Record extracts:
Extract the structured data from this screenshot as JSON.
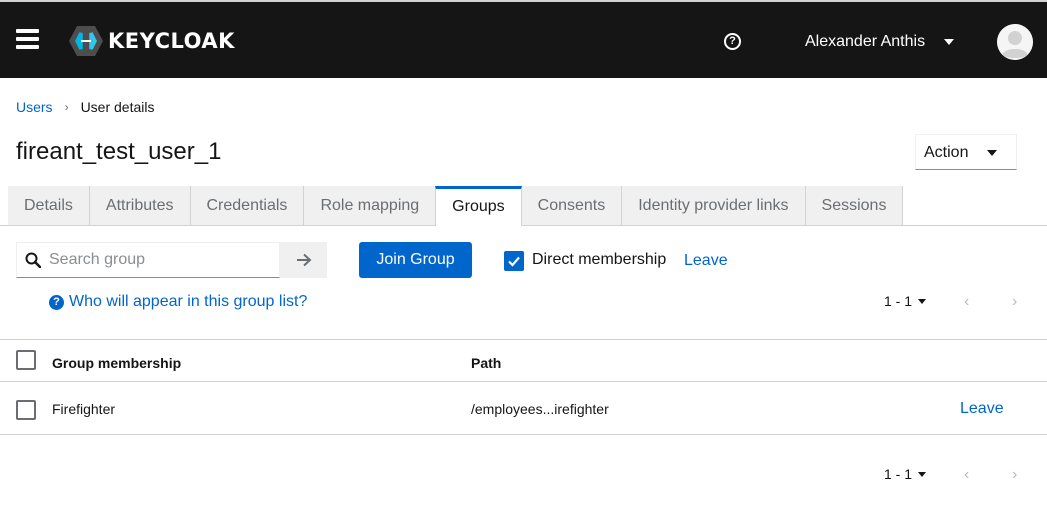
{
  "header": {
    "brand": "KEYCLOAK",
    "username": "Alexander Anthis"
  },
  "breadcrumb": {
    "parent": "Users",
    "current": "User details"
  },
  "page": {
    "title": "fireant_test_user_1",
    "action_label": "Action"
  },
  "tabs": [
    {
      "label": "Details"
    },
    {
      "label": "Attributes"
    },
    {
      "label": "Credentials"
    },
    {
      "label": "Role mapping"
    },
    {
      "label": "Groups"
    },
    {
      "label": "Consents"
    },
    {
      "label": "Identity provider links"
    },
    {
      "label": "Sessions"
    }
  ],
  "toolbar": {
    "search_placeholder": "Search group",
    "join_label": "Join Group",
    "direct_membership_label": "Direct membership",
    "direct_membership_checked": true,
    "leave_label": "Leave",
    "help_link": "Who will appear in this group list?"
  },
  "pagination": {
    "top_count": "1 - 1",
    "bottom_count": "1 - 1"
  },
  "table": {
    "headers": {
      "name": "Group membership",
      "path": "Path"
    },
    "rows": [
      {
        "name": "Firefighter",
        "path": "/employees...irefighter",
        "action": "Leave"
      }
    ]
  },
  "colors": {
    "topbar": "#151515",
    "accent": "#0066cc"
  }
}
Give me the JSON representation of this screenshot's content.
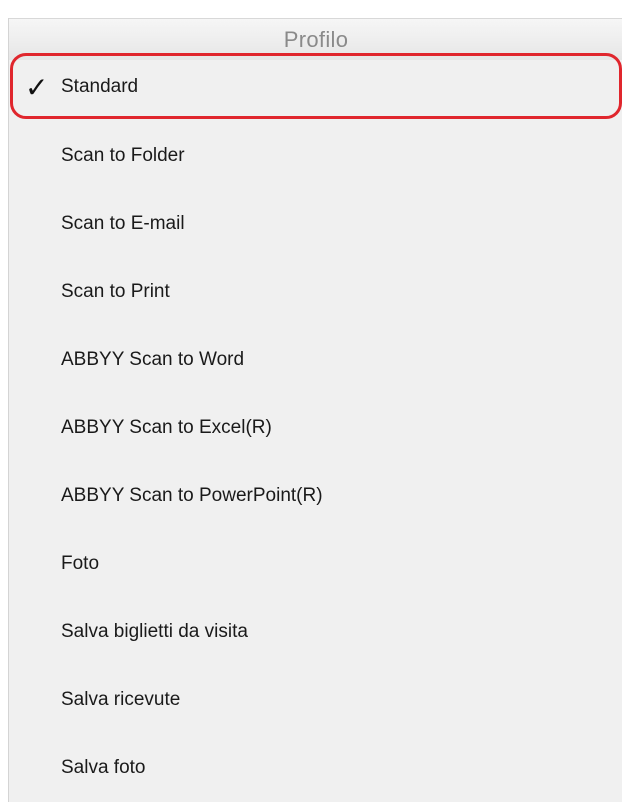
{
  "header": {
    "title": "Profilo"
  },
  "menu": {
    "selected_mark": "✓",
    "items": [
      {
        "label": "Standard",
        "selected": true
      },
      {
        "label": "Scan to Folder",
        "selected": false
      },
      {
        "label": "Scan to E-mail",
        "selected": false
      },
      {
        "label": "Scan to Print",
        "selected": false
      },
      {
        "label": "ABBYY Scan to Word",
        "selected": false
      },
      {
        "label": "ABBYY Scan to Excel(R)",
        "selected": false
      },
      {
        "label": "ABBYY Scan to PowerPoint(R)",
        "selected": false
      },
      {
        "label": "Foto",
        "selected": false
      },
      {
        "label": "Salva biglietti da visita",
        "selected": false
      },
      {
        "label": "Salva ricevute",
        "selected": false
      },
      {
        "label": "Salva foto",
        "selected": false
      }
    ]
  },
  "colors": {
    "background": "#f0f0f0",
    "highlight_border": "#e0262d",
    "header_text": "#8a8a8a"
  }
}
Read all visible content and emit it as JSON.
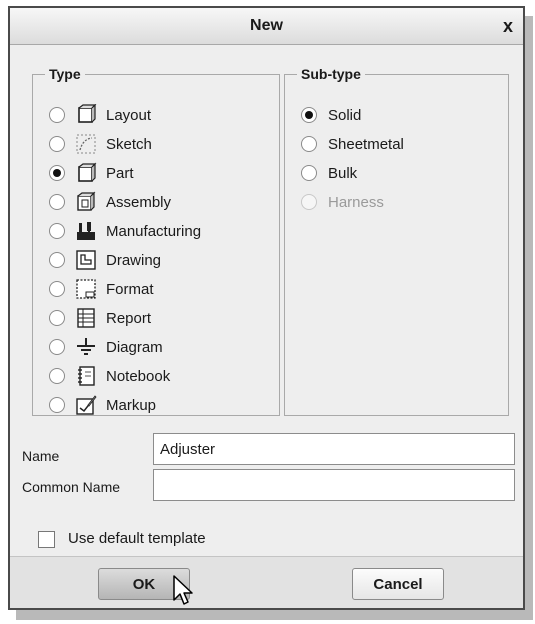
{
  "dialog": {
    "title": "New",
    "close_label": "x"
  },
  "type_group": {
    "legend": "Type",
    "items": [
      {
        "label": "Layout",
        "icon": "layout-icon",
        "checked": false
      },
      {
        "label": "Sketch",
        "icon": "sketch-icon",
        "checked": false
      },
      {
        "label": "Part",
        "icon": "part-icon",
        "checked": true
      },
      {
        "label": "Assembly",
        "icon": "assembly-icon",
        "checked": false
      },
      {
        "label": "Manufacturing",
        "icon": "manufacturing-icon",
        "checked": false
      },
      {
        "label": "Drawing",
        "icon": "drawing-icon",
        "checked": false
      },
      {
        "label": "Format",
        "icon": "format-icon",
        "checked": false
      },
      {
        "label": "Report",
        "icon": "report-icon",
        "checked": false
      },
      {
        "label": "Diagram",
        "icon": "diagram-icon",
        "checked": false
      },
      {
        "label": "Notebook",
        "icon": "notebook-icon",
        "checked": false
      },
      {
        "label": "Markup",
        "icon": "markup-icon",
        "checked": false
      }
    ]
  },
  "subtype_group": {
    "legend": "Sub-type",
    "items": [
      {
        "label": "Solid",
        "checked": true,
        "enabled": true
      },
      {
        "label": "Sheetmetal",
        "checked": false,
        "enabled": true
      },
      {
        "label": "Bulk",
        "checked": false,
        "enabled": true
      },
      {
        "label": "Harness",
        "checked": false,
        "enabled": false
      }
    ]
  },
  "fields": {
    "name_label": "Name",
    "name_value": "Adjuster",
    "common_name_label": "Common Name",
    "common_name_value": ""
  },
  "options": {
    "use_default_template_label": "Use default template",
    "use_default_template_checked": false
  },
  "buttons": {
    "ok_label": "OK",
    "cancel_label": "Cancel"
  },
  "colors": {
    "dialog_bg": "#eeeeee",
    "border": "#4a4a4a",
    "disabled_text": "#9a9a9a"
  }
}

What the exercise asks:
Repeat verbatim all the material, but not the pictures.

Solution for this problem:
Extract the structured data from this screenshot as JSON.
{
  "header": {
    "brand": "KEYCLOAK",
    "username": "Alexander Anthis"
  },
  "breadcrumb": {
    "parent": "Users",
    "current": "User details"
  },
  "page": {
    "title": "fireant_test_user_1",
    "action_label": "Action"
  },
  "tabs": [
    {
      "label": "Details"
    },
    {
      "label": "Attributes"
    },
    {
      "label": "Credentials"
    },
    {
      "label": "Role mapping"
    },
    {
      "label": "Groups"
    },
    {
      "label": "Consents"
    },
    {
      "label": "Identity provider links"
    },
    {
      "label": "Sessions"
    }
  ],
  "toolbar": {
    "search_placeholder": "Search group",
    "join_label": "Join Group",
    "direct_membership_label": "Direct membership",
    "direct_membership_checked": true,
    "leave_label": "Leave",
    "help_link": "Who will appear in this group list?"
  },
  "pagination": {
    "top_count": "1 - 1",
    "bottom_count": "1 - 1"
  },
  "table": {
    "headers": {
      "name": "Group membership",
      "path": "Path"
    },
    "rows": [
      {
        "name": "Firefighter",
        "path": "/employees...irefighter",
        "action": "Leave"
      }
    ]
  },
  "colors": {
    "topbar": "#151515",
    "accent": "#0066cc"
  }
}
Give me the JSON representation of this screenshot's content.
{
  "header": {
    "title": "Profilo"
  },
  "menu": {
    "selected_mark": "✓",
    "items": [
      {
        "label": "Standard",
        "selected": true
      },
      {
        "label": "Scan to Folder",
        "selected": false
      },
      {
        "label": "Scan to E-mail",
        "selected": false
      },
      {
        "label": "Scan to Print",
        "selected": false
      },
      {
        "label": "ABBYY Scan to Word",
        "selected": false
      },
      {
        "label": "ABBYY Scan to Excel(R)",
        "selected": false
      },
      {
        "label": "ABBYY Scan to PowerPoint(R)",
        "selected": false
      },
      {
        "label": "Foto",
        "selected": false
      },
      {
        "label": "Salva biglietti da visita",
        "selected": false
      },
      {
        "label": "Salva ricevute",
        "selected": false
      },
      {
        "label": "Salva foto",
        "selected": false
      }
    ]
  },
  "colors": {
    "background": "#f0f0f0",
    "highlight_border": "#e0262d",
    "header_text": "#8a8a8a"
  }
}
Read all visible content and emit it as JSON.
{
  "dialog": {
    "title": "New",
    "close_label": "x"
  },
  "type_group": {
    "legend": "Type",
    "items": [
      {
        "label": "Layout",
        "icon": "layout-icon",
        "checked": false
      },
      {
        "label": "Sketch",
        "icon": "sketch-icon",
        "checked": false
      },
      {
        "label": "Part",
        "icon": "part-icon",
        "checked": true
      },
      {
        "label": "Assembly",
        "icon": "assembly-icon",
        "checked": false
      },
      {
        "label": "Manufacturing",
        "icon": "manufacturing-icon",
        "checked": false
      },
      {
        "label": "Drawing",
        "icon": "drawing-icon",
        "checked": false
      },
      {
        "label": "Format",
        "icon": "format-icon",
        "checked": false
      },
      {
        "label": "Report",
        "icon": "report-icon",
        "checked": false
      },
      {
        "label": "Diagram",
        "icon": "diagram-icon",
        "checked": false
      },
      {
        "label": "Notebook",
        "icon": "notebook-icon",
        "checked": false
      },
      {
        "label": "Markup",
        "icon": "markup-icon",
        "checked": false
      }
    ]
  },
  "subtype_group": {
    "legend": "Sub-type",
    "items": [
      {
        "label": "Solid",
        "checked": true,
        "enabled": true
      },
      {
        "label": "Sheetmetal",
        "checked": false,
        "enabled": true
      },
      {
        "label": "Bulk",
        "checked": false,
        "enabled": true
      },
      {
        "label": "Harness",
        "checked": false,
        "enabled": false
      }
    ]
  },
  "fields": {
    "name_label": "Name",
    "name_value": "Adjuster",
    "common_name_label": "Common Name",
    "common_name_value": ""
  },
  "options": {
    "use_default_template_label": "Use default template",
    "use_default_template_checked": false
  },
  "buttons": {
    "ok_label": "OK",
    "cancel_label": "Cancel"
  },
  "colors": {
    "dialog_bg": "#eeeeee",
    "border": "#4a4a4a",
    "disabled_text": "#9a9a9a"
  }
}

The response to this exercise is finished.